**What is needed**
Would you repeat each of the lines below exactly?

**Source material**
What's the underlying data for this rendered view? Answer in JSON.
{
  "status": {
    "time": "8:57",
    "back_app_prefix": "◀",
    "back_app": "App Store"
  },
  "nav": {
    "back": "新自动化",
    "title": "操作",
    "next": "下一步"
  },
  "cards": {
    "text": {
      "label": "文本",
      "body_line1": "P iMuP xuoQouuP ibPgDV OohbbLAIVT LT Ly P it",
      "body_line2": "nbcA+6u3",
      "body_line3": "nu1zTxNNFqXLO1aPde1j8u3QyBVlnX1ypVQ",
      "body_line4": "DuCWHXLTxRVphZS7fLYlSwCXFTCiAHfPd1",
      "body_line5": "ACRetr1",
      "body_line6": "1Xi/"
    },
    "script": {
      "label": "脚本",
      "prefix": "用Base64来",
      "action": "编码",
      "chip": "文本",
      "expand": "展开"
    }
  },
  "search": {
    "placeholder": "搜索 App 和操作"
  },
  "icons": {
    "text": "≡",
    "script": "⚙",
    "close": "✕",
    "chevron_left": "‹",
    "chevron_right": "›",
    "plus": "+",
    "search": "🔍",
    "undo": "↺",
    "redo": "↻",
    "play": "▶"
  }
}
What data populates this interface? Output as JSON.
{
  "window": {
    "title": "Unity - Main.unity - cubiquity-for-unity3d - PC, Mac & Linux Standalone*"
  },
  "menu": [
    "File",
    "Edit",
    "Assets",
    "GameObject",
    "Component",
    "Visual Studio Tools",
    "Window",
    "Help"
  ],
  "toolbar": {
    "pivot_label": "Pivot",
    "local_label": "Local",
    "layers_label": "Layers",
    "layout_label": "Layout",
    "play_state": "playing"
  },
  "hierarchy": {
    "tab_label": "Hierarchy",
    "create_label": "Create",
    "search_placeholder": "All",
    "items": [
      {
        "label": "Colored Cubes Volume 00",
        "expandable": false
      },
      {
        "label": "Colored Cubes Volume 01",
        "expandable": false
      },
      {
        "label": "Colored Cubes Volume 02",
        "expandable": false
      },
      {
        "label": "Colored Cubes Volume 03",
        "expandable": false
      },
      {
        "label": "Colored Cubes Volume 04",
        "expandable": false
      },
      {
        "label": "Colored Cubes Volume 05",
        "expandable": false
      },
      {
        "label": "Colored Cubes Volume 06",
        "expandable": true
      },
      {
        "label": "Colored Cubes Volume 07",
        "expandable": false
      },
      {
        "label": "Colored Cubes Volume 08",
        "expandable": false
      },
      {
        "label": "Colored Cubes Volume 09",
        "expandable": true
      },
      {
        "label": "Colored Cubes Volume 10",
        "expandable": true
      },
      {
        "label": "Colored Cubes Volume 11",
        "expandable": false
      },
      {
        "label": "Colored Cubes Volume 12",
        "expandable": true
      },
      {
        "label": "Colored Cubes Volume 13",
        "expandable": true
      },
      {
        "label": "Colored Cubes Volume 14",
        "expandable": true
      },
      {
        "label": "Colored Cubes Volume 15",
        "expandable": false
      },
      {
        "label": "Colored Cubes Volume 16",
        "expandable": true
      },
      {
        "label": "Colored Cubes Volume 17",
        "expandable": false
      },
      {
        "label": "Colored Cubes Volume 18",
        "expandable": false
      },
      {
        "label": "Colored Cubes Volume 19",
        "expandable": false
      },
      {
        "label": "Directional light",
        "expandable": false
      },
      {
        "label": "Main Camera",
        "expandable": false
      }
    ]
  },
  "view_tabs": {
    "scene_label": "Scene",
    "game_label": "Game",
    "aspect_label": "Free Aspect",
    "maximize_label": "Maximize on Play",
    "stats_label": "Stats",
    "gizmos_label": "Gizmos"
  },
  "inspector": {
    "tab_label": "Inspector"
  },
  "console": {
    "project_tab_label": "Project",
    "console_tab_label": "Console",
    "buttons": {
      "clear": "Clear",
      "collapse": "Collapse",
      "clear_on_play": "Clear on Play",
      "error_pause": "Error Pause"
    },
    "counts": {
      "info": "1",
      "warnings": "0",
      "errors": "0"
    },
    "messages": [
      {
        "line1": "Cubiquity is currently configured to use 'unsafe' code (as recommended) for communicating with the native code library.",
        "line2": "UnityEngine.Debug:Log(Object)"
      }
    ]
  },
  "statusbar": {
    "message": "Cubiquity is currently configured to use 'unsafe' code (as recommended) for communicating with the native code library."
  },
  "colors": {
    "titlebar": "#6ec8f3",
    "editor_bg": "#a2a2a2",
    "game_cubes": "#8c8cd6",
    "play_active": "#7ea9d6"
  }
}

**Task answer**
What's the underlying data for this rendered view? Answer in JSON.
{
  "status": {
    "time": "8:57",
    "back_app_prefix": "◀",
    "back_app": "App Store"
  },
  "nav": {
    "back": "新自动化",
    "title": "操作",
    "next": "下一步"
  },
  "cards": {
    "text": {
      "label": "文本",
      "body_line1": "P iMuP xuoQouuP ibPgDV OohbbLAIVT LT Ly P it",
      "body_line2": "nbcA+6u3",
      "body_line3": "nu1zTxNNFqXLO1aPde1j8u3QyBVlnX1ypVQ",
      "body_line4": "DuCWHXLTxRVphZS7fLYlSwCXFTCiAHfPd1",
      "body_line5": "ACRetr1",
      "body_line6": "1Xi/"
    },
    "script": {
      "label": "脚本",
      "prefix": "用Base64来",
      "action": "编码",
      "chip": "文本",
      "expand": "展开"
    }
  },
  "search": {
    "placeholder": "搜索 App 和操作"
  },
  "icons": {
    "text": "≡",
    "script": "⚙",
    "close": "✕",
    "chevron_left": "‹",
    "chevron_right": "›",
    "plus": "+",
    "search": "🔍",
    "undo": "↺",
    "redo": "↻",
    "play": "▶"
  }
}
What data populates this interface? Output as JSON.
{
  "window": {
    "title": "Unity - Main.unity - cubiquity-for-unity3d - PC, Mac & Linux Standalone*"
  },
  "menu": [
    "File",
    "Edit",
    "Assets",
    "GameObject",
    "Component",
    "Visual Studio Tools",
    "Window",
    "Help"
  ],
  "toolbar": {
    "pivot_label": "Pivot",
    "local_label": "Local",
    "layers_label": "Layers",
    "layout_label": "Layout",
    "play_state": "playing"
  },
  "hierarchy": {
    "tab_label": "Hierarchy",
    "create_label": "Create",
    "search_placeholder": "All",
    "items": [
      {
        "label": "Colored Cubes Volume 00",
        "expandable": false
      },
      {
        "label": "Colored Cubes Volume 01",
        "expandable": false
      },
      {
        "label": "Colored Cubes Volume 02",
        "expandable": false
      },
      {
        "label": "Colored Cubes Volume 03",
        "expandable": false
      },
      {
        "label": "Colored Cubes Volume 04",
        "expandable": false
      },
      {
        "label": "Colored Cubes Volume 05",
        "expandable": false
      },
      {
        "label": "Colored Cubes Volume 06",
        "expandable": true
      },
      {
        "label": "Colored Cubes Volume 07",
        "expandable": false
      },
      {
        "label": "Colored Cubes Volume 08",
        "expandable": false
      },
      {
        "label": "Colored Cubes Volume 09",
        "expandable": true
      },
      {
        "label": "Colored Cubes Volume 10",
        "expandable": true
      },
      {
        "label": "Colored Cubes Volume 11",
        "expandable": false
      },
      {
        "label": "Colored Cubes Volume 12",
        "expandable": true
      },
      {
        "label": "Colored Cubes Volume 13",
        "expandable": true
      },
      {
        "label": "Colored Cubes Volume 14",
        "expandable": true
      },
      {
        "label": "Colored Cubes Volume 15",
        "expandable": false
      },
      {
        "label": "Colored Cubes Volume 16",
        "expandable": true
      },
      {
        "label": "Colored Cubes Volume 17",
        "expandable": false
      },
      {
        "label": "Colored Cubes Volume 18",
        "expandable": false
      },
      {
        "label": "Colored Cubes Volume 19",
        "expandable": false
      },
      {
        "label": "Directional light",
        "expandable": false
      },
      {
        "label": "Main Camera",
        "expandable": false
      }
    ]
  },
  "view_tabs": {
    "scene_label": "Scene",
    "game_label": "Game",
    "aspect_label": "Free Aspect",
    "maximize_label": "Maximize on Play",
    "stats_label": "Stats",
    "gizmos_label": "Gizmos"
  },
  "inspector": {
    "tab_label": "Inspector"
  },
  "console": {
    "project_tab_label": "Project",
    "console_tab_label": "Console",
    "buttons": {
      "clear": "Clear",
      "collapse": "Collapse",
      "clear_on_play": "Clear on Play",
      "error_pause": "Error Pause"
    },
    "counts": {
      "info": "1",
      "warnings": "0",
      "errors": "0"
    },
    "messages": [
      {
        "line1": "Cubiquity is currently configured to use 'unsafe' code (as recommended) for communicating with the native code library.",
        "line2": "UnityEngine.Debug:Log(Object)"
      }
    ]
  },
  "statusbar": {
    "message": "Cubiquity is currently configured to use 'unsafe' code (as recommended) for communicating with the native code library."
  },
  "colors": {
    "titlebar": "#6ec8f3",
    "editor_bg": "#a2a2a2",
    "game_cubes": "#8c8cd6",
    "play_active": "#7ea9d6"
  }
}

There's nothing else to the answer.